x Abu Dhabi, UAESaturday 22 July 2017

Gitano Hernando, beaten favourite in last year's World Cup, is gearing up for revenge

Now that the five-year-old has confirmed his liking for the Tapeta surface, his trainer Botti has set a course that should ensure a repeat bid on March 26.

Last week it was Luca Cumani, the Italian trainer, who stole the show at Meydan Racecourse when Presvis crushed the opposition in the Al Rashidiya. Marco Botti, his compatriot, is hoping for something similar tonight when his Gitano Hernando lines up in round two of the Maktoum Challenge.

Botti's five-year-old was the favourite for the Dubai World Cup in March, but after missing the break and finding trouble in running during the world's richest race he finished an unlucky sixth. It remains Gitano Hernando's only defeat on a synthetic surface in six outings.

Botti has been plotting a revenge mission during the intervening months, and now that the five-year-old has confirmed his liking for the Tapeta surface, the trainer has set a course that should ensure a repeat bid on March 26.

"The horse is in good form and has been wintering in Dubai really well," Botti said. "He's a fairly adaptable horse, who can pick up quickly but he needs a strong pace, which he didn't really get in the World Cup. He is not 100 per cent for this race as we want to build him up for Super Thursday and then hopefully on to the World Cup."
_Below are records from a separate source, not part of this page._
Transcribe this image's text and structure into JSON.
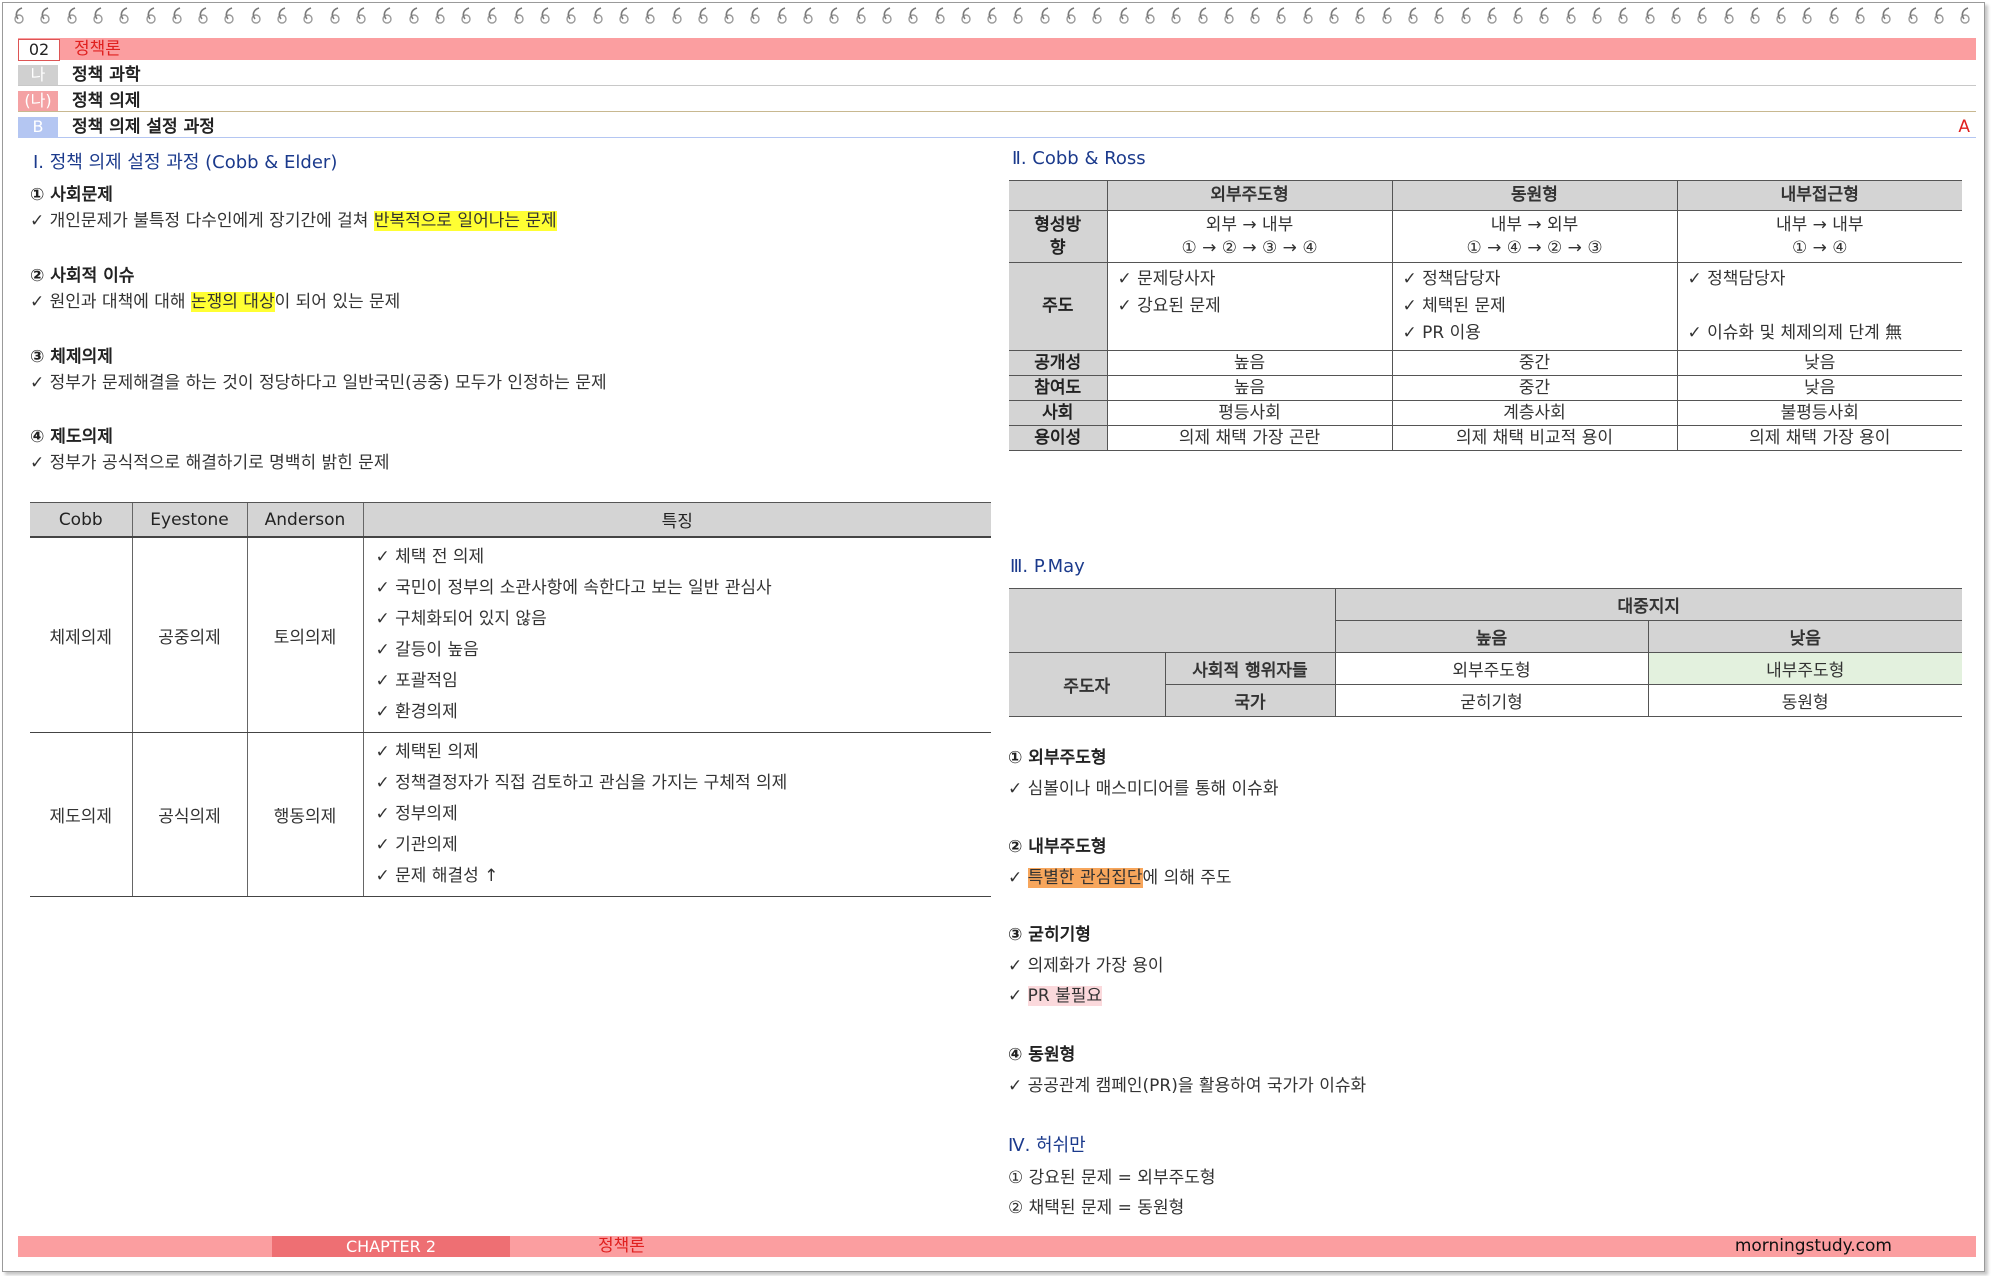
{
  "header": {
    "chapter_num": "02",
    "chapter_title": "정책론",
    "level2_marker": "나",
    "level2_title": "정책 과학",
    "level3_marker": "(나)",
    "level3_title": "정책 의제",
    "level4_marker": "B",
    "level4_title": "정책 의제 설정 과정",
    "grade_mark": "A",
    "colors": {
      "chapter_bar": "#fb9ea0",
      "level2": "#d0d0d0",
      "level3": "#f4a2a4",
      "level4": "#b4c6f2",
      "section_title": "#1b3a8c"
    }
  },
  "left": {
    "section_title": "Ⅰ. 정책 의제 설정 과정 (Cobb & Elder)",
    "items": [
      {
        "title": "① 사회문제",
        "pre": "✓ 개인문제가 불특정 다수인에게 장기간에 걸쳐 ",
        "hl": "반복적으로 일어나는 문제",
        "post": ""
      },
      {
        "title": "② 사회적 이슈",
        "pre": "✓ 원인과 대책에 대해 ",
        "hl": "논쟁의 대상",
        "post": "이 되어 있는 문제"
      },
      {
        "title": "③ 체제의제",
        "pre": "✓ 정부가 문제해결을 하는 것이 정당하다고 일반국민(공중) 모두가 인정하는 문제",
        "hl": "",
        "post": ""
      },
      {
        "title": "④ 제도의제",
        "pre": "✓ 정부가 공식적으로 해결하기로 명백히 밝힌 문제",
        "hl": "",
        "post": ""
      }
    ],
    "table": {
      "headers": [
        "Cobb",
        "Eyestone",
        "Anderson",
        "특징"
      ],
      "rows": [
        {
          "cobb": "체제의제",
          "eyestone": "공중의제",
          "anderson": "토의의제",
          "features": [
            "✓ 체택 전 의제",
            "✓ 국민이 정부의 소관사항에 속한다고 보는 일반 관심사",
            "✓ 구체화되어 있지 않음",
            "✓ 갈등이 높음",
            "✓ 포괄적임",
            "✓ 환경의제"
          ]
        },
        {
          "cobb": "제도의제",
          "eyestone": "공식의제",
          "anderson": "행동의제",
          "features": [
            "✓ 체택된 의제",
            "✓ 정책결정자가 직접 검토하고 관심을 가지는 구체적 의제",
            "✓ 정부의제",
            "✓ 기관의제",
            "✓ 문제 해결성 ↑"
          ]
        }
      ]
    }
  },
  "right": {
    "cobb_ross": {
      "section_title": "Ⅱ. Cobb & Ross",
      "headers": [
        "",
        "외부주도형",
        "동원형",
        "내부접근형"
      ],
      "flow_label_1": "형성방",
      "flow_label_2": "향",
      "flow_dir": [
        "외부 → 내부",
        "내부 → 외부",
        "내부 → 내부"
      ],
      "flow_steps": [
        "① → ② → ③ → ④",
        "① → ④ → ② → ③",
        "① → ④"
      ],
      "lead_label": "주도",
      "lead": [
        [
          "✓ 문제당사자",
          "✓ 강요된 문제"
        ],
        [
          "✓ 정책담당자",
          "✓ 체택된 문제",
          "✓ PR 이용"
        ],
        [
          "✓ 정책담당자",
          "✓ 이슈화 및 체제의제 단계 無"
        ]
      ],
      "rows": [
        {
          "label": "공개성",
          "values": [
            "높음",
            "중간",
            "낮음"
          ]
        },
        {
          "label": "참여도",
          "values": [
            "높음",
            "중간",
            "낮음"
          ]
        },
        {
          "label": "사회",
          "values": [
            "평등사회",
            "계층사회",
            "불평등사회"
          ]
        },
        {
          "label": "용이성",
          "values": [
            "의제 채택 가장 곤란",
            "의제 채택 비교적 용이",
            "의제 채택 가장 용이"
          ]
        }
      ]
    },
    "pmay": {
      "section_title": "Ⅲ. P.May",
      "support_header": "대중지지",
      "high": "높음",
      "low": "낮음",
      "actor_label": "주도자",
      "social_actor": "사회적 행위자들",
      "state": "국가",
      "cells": {
        "social_high": "외부주도형",
        "social_low": "내부주도형",
        "state_high": "굳히기형",
        "state_low": "동원형"
      },
      "items": [
        {
          "title": "① 외부주도형",
          "lines": [
            {
              "pre": "✓ 심볼이나 매스미디어를 통해 이슈화",
              "hl": "",
              "post": ""
            }
          ]
        },
        {
          "title": "② 내부주도형",
          "lines": [
            {
              "pre": "✓ ",
              "hl": "특별한 관심집단",
              "post": "에 의해 주도"
            }
          ]
        },
        {
          "title": "③ 굳히기형",
          "lines": [
            {
              "pre": "✓ 의제화가 가장 용이",
              "hl": "",
              "post": ""
            },
            {
              "pre": "✓ ",
              "hl": "PR 불필요",
              "post": ""
            }
          ]
        },
        {
          "title": "④ 동원형",
          "lines": [
            {
              "pre": "✓ 공공관계 캠페인(PR)을 활용하여 국가가 이슈화",
              "hl": "",
              "post": ""
            }
          ]
        }
      ]
    },
    "hershman": {
      "section_title": "Ⅳ. 허쉬만",
      "lines": [
        "① 강요된 문제 = 외부주도형",
        "② 채택된 문제 = 동원형"
      ]
    }
  },
  "footer": {
    "chapter": "CHAPTER 2",
    "title": "정책론",
    "site": "morningstudy.com"
  }
}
Aside from Gitano Hernando, Botti has two other horses entered for the Dubai International Racing Carnival. Fanunalter, who arrives in the emirate next week, and Lolamar, who will go down the handicap route, having struggled to acclimatise quickly to the warm winter.

Despite winning the Cape Verdi last season with Soneva, Botti has limited experience as a trainer in the UAE, having taken out a licence only in 2006. Prior to that he worked for six months in Dubai with Godolphin, under the gaze of Saeed bin Suroor.

"The methods used out there are slightly different to what I am used to, more in tune with an American style than European racing," Botti said. "In America they tend to concentrate more on speed, whereas in Europe trainers tend to build in stamina."